··· Source material

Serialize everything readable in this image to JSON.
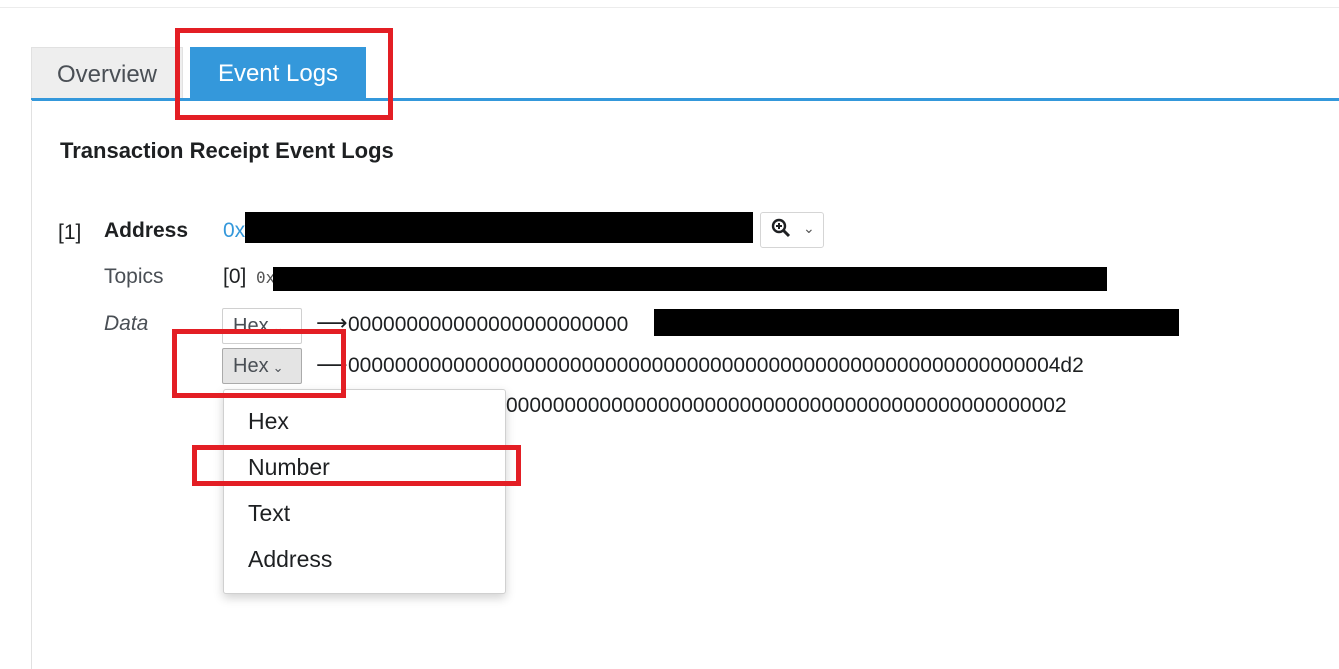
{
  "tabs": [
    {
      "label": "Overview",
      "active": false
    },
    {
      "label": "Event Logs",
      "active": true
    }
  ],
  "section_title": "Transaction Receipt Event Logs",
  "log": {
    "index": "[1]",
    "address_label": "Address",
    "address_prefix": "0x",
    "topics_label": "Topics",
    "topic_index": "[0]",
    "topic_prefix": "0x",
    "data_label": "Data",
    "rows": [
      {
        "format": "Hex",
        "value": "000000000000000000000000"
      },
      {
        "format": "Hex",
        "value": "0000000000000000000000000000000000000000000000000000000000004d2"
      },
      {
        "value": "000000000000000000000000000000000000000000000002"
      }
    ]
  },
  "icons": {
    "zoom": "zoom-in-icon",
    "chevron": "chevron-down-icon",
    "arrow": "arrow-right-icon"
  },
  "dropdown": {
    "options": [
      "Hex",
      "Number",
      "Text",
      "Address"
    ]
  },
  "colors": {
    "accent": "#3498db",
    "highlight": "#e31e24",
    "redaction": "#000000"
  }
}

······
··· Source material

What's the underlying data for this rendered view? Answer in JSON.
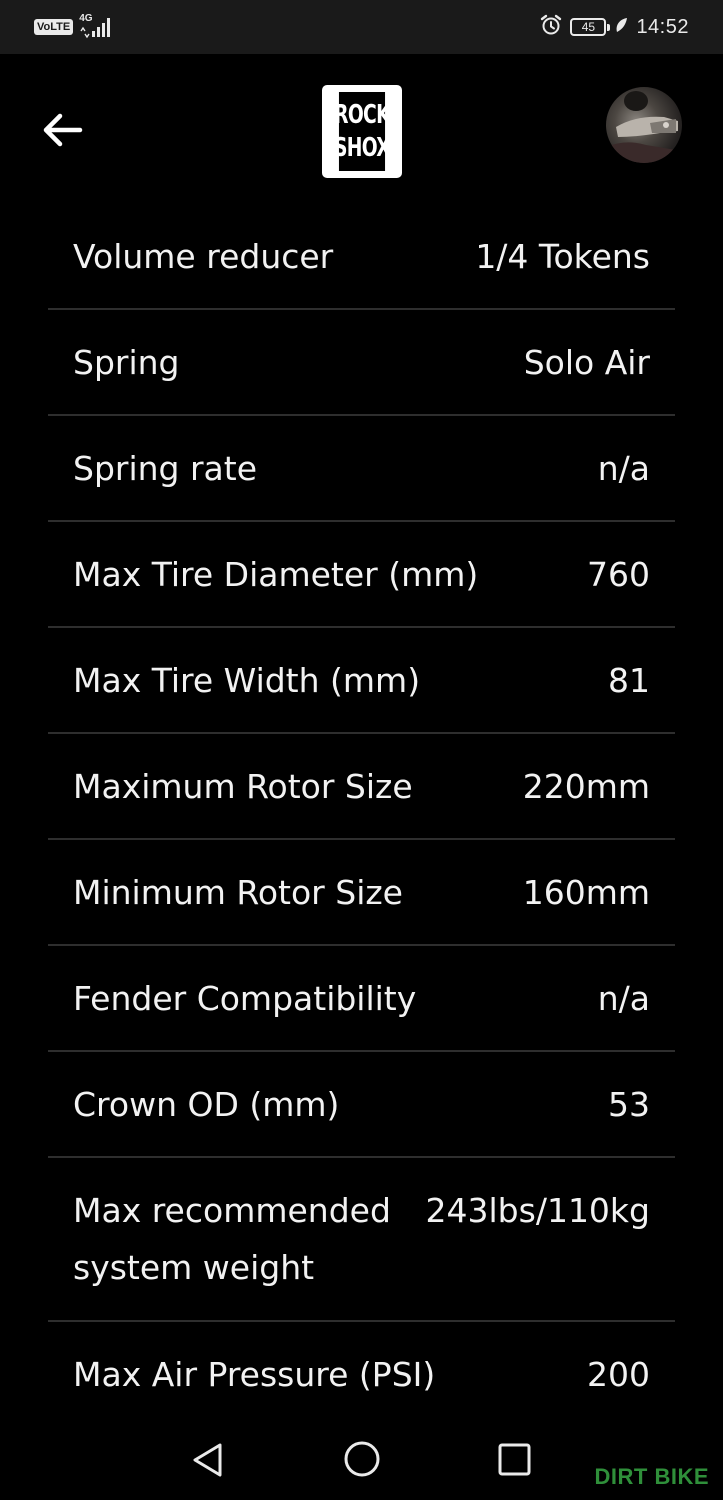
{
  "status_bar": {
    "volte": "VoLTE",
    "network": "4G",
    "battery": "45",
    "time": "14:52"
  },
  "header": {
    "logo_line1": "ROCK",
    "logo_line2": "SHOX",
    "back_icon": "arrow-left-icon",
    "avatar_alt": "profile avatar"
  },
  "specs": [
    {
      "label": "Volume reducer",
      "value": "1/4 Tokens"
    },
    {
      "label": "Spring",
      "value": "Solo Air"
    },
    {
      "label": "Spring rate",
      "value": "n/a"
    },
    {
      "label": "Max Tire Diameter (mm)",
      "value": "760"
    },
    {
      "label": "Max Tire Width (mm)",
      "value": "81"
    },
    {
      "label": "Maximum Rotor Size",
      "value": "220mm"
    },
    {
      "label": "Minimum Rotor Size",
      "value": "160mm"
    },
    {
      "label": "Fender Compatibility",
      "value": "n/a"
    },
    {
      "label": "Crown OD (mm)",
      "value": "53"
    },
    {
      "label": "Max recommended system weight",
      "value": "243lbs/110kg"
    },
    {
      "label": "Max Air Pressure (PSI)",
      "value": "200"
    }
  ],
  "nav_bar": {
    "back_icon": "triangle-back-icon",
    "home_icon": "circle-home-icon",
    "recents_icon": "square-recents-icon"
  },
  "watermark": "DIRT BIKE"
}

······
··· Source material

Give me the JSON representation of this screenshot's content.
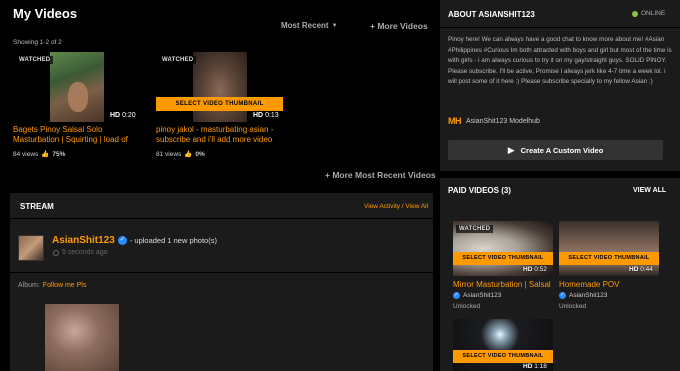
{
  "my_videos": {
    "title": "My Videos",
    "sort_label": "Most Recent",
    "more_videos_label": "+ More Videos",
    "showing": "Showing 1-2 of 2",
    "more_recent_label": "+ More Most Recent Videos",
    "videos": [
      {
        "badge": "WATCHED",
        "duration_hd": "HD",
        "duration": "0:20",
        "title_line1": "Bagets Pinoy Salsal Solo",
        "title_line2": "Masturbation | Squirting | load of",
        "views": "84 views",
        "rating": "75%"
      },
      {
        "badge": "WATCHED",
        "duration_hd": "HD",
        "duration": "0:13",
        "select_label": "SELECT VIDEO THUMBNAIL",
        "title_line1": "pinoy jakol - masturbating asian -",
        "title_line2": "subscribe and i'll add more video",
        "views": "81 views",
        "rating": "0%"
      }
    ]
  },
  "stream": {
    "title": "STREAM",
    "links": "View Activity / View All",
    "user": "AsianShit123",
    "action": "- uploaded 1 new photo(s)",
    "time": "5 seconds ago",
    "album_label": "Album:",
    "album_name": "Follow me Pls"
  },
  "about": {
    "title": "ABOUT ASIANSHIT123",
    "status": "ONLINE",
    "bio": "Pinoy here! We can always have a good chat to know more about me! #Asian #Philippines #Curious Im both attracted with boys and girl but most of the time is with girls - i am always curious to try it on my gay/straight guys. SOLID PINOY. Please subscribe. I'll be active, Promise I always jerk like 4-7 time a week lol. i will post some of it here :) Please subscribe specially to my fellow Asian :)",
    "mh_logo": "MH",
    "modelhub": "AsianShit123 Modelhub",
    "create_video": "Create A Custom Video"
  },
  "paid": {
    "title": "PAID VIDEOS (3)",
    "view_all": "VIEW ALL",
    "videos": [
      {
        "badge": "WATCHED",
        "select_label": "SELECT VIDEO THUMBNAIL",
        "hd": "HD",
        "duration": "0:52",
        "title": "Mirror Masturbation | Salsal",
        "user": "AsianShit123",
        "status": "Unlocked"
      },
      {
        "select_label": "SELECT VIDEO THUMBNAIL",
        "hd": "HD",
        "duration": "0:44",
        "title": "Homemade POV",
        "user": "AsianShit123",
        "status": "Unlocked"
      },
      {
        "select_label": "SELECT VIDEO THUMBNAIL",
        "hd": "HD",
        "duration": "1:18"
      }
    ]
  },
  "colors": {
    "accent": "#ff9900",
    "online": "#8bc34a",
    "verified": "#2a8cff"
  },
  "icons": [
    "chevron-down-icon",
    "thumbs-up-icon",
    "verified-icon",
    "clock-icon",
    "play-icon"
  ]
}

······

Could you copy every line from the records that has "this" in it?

• **Written answer**:
Serialize everything readable in this image to JSON.
What's the underlying data for this rendered view? Answer in JSON.
Give me the JSON representation of this screenshot's content.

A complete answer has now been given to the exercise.